What is it they don't get about the status of leaked documents? In addition, Al Jazeera and the WSJ both say they reserve the right to identify leakers to law enforcement if pressed to. .....
The Journal claims that its SafeHouse site is located on secure servers, and it promises potential whistleblowers anonymity and the use of file encryption. However, internet security and privacy experts have already concluded that the site is anything but secure.
"Don’t leak to the Wall Street Journal’s new Wikileaks knockoff," Gawker's Adrien Chen warned on Thursday, the same day the new site was rolled out. "SafeHouse is the opposite of safe, thanks to basic security flaws and fine print that lets the Journal rat on leakers."
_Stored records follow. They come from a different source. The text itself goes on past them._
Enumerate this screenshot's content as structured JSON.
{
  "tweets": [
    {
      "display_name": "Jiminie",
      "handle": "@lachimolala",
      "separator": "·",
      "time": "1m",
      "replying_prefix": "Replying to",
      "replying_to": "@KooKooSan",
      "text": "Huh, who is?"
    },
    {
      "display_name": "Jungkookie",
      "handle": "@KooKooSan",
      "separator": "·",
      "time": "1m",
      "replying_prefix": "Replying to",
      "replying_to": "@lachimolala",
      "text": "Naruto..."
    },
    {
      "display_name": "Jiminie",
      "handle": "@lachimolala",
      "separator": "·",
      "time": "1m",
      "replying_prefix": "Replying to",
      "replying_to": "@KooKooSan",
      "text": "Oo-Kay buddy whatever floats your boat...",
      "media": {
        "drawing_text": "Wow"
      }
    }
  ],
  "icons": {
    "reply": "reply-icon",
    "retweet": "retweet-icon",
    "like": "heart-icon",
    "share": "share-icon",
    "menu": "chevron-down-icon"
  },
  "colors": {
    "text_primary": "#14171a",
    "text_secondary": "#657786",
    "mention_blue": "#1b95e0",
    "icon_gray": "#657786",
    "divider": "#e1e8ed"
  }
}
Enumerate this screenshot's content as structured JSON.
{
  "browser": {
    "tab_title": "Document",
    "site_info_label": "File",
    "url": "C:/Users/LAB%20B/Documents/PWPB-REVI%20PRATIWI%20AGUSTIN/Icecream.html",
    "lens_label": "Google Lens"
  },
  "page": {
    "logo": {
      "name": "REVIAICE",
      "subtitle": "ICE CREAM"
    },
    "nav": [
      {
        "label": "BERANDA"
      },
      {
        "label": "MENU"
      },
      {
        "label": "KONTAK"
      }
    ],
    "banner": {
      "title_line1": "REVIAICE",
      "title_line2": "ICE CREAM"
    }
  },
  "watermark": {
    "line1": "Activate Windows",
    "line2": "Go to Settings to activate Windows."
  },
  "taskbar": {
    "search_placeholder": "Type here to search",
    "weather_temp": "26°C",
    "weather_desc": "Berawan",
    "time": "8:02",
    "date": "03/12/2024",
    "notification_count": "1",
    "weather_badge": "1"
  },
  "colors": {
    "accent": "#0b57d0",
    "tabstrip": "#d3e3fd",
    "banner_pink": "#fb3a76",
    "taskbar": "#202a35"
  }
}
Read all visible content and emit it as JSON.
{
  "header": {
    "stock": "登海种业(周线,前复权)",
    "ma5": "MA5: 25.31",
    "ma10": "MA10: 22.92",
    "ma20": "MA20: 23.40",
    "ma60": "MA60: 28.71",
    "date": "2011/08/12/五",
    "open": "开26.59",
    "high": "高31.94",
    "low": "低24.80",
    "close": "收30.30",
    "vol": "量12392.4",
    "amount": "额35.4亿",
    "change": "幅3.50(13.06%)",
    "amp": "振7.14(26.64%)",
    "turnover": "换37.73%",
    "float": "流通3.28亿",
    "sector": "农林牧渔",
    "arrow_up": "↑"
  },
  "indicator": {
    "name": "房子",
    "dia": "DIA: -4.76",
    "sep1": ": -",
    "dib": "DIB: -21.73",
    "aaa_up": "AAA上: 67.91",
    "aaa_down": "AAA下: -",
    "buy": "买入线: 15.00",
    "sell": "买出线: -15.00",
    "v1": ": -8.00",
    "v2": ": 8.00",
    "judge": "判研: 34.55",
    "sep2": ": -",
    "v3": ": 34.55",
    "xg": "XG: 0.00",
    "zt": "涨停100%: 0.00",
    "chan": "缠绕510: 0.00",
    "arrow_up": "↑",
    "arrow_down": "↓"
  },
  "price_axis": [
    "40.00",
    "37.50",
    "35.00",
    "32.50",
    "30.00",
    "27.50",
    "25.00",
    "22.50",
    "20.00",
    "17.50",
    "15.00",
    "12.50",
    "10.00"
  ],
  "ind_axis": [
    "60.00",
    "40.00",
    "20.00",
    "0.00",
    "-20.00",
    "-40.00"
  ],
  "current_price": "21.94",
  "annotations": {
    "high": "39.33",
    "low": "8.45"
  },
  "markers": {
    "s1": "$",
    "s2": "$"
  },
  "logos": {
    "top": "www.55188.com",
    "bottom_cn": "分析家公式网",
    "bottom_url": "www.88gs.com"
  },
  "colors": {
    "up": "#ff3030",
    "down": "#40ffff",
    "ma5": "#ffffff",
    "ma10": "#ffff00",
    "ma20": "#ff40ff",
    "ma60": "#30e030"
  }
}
"Except when we have a separately negotiated confidentiality agreement… we reserve the right to disclose any information about you to law enforcement authorities or to a requesting third party, without notice, in order to comply with any applicable laws and/or requests under legal process, to operate our systems properly, to protect the property or rights of Dow Jones or any affiliated companies, and to safeguard the interests of others."